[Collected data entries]
⁂
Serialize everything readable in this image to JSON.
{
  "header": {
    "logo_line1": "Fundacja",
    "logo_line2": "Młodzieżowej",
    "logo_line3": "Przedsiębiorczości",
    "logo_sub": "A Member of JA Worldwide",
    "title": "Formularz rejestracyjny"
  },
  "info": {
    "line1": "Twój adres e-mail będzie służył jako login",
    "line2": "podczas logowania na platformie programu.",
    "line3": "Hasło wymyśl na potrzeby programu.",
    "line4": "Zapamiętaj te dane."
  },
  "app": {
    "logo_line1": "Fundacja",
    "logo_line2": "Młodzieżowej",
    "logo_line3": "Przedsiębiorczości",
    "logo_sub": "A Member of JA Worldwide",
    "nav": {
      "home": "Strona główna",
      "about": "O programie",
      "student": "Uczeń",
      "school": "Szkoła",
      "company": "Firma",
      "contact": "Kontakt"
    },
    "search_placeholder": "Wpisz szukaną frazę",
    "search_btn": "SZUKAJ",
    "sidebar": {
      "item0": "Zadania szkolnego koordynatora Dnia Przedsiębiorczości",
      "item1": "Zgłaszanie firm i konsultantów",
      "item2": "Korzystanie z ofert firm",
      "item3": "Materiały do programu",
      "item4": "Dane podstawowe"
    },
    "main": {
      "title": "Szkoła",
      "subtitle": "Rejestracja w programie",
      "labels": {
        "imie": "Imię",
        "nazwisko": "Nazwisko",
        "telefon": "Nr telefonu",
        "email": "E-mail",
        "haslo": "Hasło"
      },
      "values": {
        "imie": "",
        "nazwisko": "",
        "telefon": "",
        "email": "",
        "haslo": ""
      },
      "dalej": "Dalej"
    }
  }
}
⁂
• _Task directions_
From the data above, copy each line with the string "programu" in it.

• _Answer to the exercise_
    "line2": "podczas logowania na platformie programu.",
    "line3": "Hasło wymyśl na potrzeby programu.",
      "item3": "Materiały do programu",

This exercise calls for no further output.